Fungi have their classification, with a unique kingdom that includes yeast, molds, and mushrooms. These eukaryotic organisms, which have cell nuclei enclosed by nuclear envelopes, are different from bacteria, plants, animals, and certain protists. They can be single or multi-celled. Their habitat is in soil and dead matter. When bread goes stale and grows penicillium mold, that is the basis for the antibiotic penicillin, which is purified from its base form. Some molds are pests or can serve as biocontrol for pests and invasive plants. Yeast is used for leavening bread and fermenting food products. The fermentation process converts carbohydrates or sugars to organic acids or alcohol under oxygen-free (anaerobic) conditions.
#7: Microscopic organisms
Protozoa and bacteria are the main microorganisms that play a key role as animal decomposers. They are microscopic. Protozoa, slime molds (also called fungus-like Protista), and algae are eukaryotic and belong to the kingdom Protista, while bacteria belong to the kingdom Monera. Protista includes all organisms that are not plants, animals, or fungi.
However, not all protozoa are decomposers. The giant amoeba is an example of one that is. Not all protists are decomposers, either, unless they feed on dead matter. Protists generally feed off bacteria, microfungi, and unicellular algae, helping to control both organic and chemical pollution. Bacteria, on the other hand, are used to ferment dairy, meat, and other foods, and create sour foods such as yogurt and sauerkraut. In normal conditions with exposure to air, however, bacteria rot organic matter or dead matter and make it rancid.
#6: Fly Larvae
Fly larvae, also known as maggots, are voracious devourers of dead matter and rotting matter. The mother lays the eggs in the dead matter or rotting matter for the larvae to have as a food source. After the eggs hatch, the larvae feed for about five days and then find a dark, dry location to develop into their pupal phase. When feeding on dead matter, they liquefy the tissues and prepare them for bacteria.

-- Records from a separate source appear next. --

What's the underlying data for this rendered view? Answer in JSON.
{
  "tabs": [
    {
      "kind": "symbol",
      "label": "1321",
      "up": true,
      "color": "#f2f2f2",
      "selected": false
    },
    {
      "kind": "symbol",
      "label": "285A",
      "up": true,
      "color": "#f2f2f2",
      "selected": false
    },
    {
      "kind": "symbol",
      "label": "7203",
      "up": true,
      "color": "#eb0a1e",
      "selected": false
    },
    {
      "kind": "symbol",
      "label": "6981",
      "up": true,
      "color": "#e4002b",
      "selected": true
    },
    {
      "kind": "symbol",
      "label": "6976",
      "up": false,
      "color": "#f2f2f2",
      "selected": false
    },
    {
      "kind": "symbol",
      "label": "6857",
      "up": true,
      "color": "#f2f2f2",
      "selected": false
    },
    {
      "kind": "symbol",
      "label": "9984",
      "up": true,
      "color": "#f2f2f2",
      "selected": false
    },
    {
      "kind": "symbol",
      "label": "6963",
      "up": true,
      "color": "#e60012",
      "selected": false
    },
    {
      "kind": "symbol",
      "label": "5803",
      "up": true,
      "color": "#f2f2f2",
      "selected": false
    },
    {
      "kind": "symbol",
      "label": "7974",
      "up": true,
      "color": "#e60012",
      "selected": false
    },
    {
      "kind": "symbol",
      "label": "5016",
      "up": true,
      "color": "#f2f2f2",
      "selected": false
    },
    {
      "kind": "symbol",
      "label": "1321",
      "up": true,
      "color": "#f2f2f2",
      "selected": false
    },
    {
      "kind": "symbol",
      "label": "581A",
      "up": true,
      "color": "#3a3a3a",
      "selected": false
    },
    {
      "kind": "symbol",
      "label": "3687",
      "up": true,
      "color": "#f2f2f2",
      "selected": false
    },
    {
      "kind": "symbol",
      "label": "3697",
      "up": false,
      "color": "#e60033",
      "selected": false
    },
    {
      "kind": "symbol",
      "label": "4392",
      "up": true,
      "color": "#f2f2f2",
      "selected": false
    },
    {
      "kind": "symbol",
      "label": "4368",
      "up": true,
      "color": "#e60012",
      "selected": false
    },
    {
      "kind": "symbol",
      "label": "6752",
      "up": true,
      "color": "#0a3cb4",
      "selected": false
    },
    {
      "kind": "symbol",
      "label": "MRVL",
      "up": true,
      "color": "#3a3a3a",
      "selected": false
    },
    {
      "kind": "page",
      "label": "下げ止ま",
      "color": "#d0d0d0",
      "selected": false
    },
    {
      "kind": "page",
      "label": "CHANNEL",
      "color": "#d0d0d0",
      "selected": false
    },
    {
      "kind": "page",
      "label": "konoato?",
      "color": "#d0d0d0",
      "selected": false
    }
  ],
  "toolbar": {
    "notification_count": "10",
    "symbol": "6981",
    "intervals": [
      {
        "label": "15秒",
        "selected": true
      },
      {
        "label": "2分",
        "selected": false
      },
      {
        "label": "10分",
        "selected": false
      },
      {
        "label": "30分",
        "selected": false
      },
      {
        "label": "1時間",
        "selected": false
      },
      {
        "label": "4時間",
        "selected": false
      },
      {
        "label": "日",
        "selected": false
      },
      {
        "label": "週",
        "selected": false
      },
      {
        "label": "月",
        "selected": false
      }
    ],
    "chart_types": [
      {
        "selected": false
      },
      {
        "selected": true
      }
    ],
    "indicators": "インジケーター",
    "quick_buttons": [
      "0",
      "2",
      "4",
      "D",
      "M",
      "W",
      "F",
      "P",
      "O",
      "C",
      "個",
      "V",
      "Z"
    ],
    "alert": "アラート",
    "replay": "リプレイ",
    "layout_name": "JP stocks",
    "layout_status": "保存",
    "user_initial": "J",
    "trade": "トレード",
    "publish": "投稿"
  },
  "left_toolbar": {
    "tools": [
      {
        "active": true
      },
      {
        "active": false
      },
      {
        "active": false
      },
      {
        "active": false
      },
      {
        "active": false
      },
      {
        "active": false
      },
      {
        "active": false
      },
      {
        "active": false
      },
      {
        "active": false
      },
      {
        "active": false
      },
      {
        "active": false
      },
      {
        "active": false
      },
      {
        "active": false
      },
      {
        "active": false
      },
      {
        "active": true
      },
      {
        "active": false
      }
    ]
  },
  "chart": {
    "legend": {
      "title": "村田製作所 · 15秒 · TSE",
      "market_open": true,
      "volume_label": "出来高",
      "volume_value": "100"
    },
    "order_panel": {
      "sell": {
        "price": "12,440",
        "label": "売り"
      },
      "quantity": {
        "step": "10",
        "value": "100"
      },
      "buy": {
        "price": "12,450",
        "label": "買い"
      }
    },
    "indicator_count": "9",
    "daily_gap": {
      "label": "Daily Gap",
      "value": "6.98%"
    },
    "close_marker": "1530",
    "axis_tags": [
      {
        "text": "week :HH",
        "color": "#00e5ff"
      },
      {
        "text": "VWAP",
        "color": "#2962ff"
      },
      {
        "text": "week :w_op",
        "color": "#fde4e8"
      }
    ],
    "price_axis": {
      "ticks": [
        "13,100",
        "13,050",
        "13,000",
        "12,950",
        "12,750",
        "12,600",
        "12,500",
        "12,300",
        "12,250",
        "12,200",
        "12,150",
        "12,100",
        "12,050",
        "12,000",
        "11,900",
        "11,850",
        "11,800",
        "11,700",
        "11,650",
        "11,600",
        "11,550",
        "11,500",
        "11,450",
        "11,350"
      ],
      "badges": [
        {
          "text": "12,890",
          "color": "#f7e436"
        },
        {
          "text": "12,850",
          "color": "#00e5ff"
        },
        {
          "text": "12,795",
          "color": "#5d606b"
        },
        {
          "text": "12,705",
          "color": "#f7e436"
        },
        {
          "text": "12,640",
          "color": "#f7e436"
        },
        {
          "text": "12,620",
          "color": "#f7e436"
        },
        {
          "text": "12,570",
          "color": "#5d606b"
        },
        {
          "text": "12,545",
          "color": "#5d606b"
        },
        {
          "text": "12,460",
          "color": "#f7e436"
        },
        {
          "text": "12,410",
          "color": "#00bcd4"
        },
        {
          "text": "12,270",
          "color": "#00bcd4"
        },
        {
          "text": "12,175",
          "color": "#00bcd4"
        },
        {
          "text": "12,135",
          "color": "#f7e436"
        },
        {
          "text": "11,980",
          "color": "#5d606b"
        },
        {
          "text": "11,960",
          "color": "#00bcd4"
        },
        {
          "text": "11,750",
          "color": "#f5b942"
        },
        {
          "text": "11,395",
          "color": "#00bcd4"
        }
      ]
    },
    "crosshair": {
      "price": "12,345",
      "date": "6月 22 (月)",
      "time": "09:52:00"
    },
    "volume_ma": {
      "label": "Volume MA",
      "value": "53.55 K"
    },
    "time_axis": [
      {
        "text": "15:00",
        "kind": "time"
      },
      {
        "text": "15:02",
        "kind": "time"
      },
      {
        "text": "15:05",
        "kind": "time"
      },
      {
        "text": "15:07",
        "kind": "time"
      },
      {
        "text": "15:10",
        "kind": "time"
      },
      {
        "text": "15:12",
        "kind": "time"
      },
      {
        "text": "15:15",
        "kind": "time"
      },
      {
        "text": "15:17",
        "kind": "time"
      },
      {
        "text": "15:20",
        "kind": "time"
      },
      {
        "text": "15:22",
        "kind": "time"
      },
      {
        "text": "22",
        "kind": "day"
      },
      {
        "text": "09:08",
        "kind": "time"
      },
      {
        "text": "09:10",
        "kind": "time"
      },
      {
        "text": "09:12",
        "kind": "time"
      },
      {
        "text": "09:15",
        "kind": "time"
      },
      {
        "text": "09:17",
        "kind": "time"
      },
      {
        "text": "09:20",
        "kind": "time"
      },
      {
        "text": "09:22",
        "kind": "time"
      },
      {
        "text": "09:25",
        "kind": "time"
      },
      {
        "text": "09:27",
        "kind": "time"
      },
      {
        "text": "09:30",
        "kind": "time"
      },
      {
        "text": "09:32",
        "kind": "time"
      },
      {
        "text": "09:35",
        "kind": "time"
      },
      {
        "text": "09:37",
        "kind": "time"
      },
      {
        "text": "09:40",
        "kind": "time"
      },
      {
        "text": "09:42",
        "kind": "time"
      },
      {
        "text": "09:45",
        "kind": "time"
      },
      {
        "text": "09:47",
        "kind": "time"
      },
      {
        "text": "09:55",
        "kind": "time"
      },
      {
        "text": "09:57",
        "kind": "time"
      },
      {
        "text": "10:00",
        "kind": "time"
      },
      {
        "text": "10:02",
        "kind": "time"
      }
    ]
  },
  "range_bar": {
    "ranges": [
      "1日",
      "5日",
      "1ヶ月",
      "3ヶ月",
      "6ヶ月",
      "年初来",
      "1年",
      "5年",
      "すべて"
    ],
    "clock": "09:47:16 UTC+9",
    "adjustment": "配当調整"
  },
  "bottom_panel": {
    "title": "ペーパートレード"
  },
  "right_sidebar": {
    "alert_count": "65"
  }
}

Most of us are familiar with centipedes. Millipedes are arthropods that feed on dead matter, unlike centipedes, which are predators and feed on insects and other smaller arthropods. “Millipede” means “a thousand legs” and “centipede” means “a hundred legs.”
The pests known as termites break down decaying and deadwood. How do they do it? Inside their stomachs, they have protozoa, which can break down cellulose into digestible sugar. Inside these protozoa, which are protists, live beneficial bacteria that work in the metabolic process. Newborn termites get protozoa by eating the feces of older termites.
Sowbugs, as well as pillbugs, have a diet of dead matter, namely decaying and dead vegetation and compost. What makes them different is that sowbugs cannot roll into a ball and have two tail-like, small appendages on their ends. Both are terrestrial crustaceans, also called isopods. Sowbugs are also called woodlice and are pests inside moist, cold places of the home.
Beetles, particularly carrion beetles, eat the dead matter of other organisms and excrete organic pellets, which serve as fertilizer for plants. They break down the dead matter for them to be small enough pieces that can return to the ecosystem, namely in their feces. Beetles also remove excrement and create tunnels, which make it easier for other decomposers to feed.
Slugs are known for being slimy and slow. The word “sluggish” means to be lazy and slow like a slug. But slugs, particularly banana slugs, are important animal decomposers in the ecosystem. These gastropods that look like shell-less snails love damp or moist soil to keep a layer of mucus on their bodies and eat the dead matter of plants, moss, mushroom spores, and animal droppings. Banana slugs are the largest slugs in the United States and are named for their yellow color, although they can also be green, brown, or white, with some sporting brown spots making them look like ripe bananas.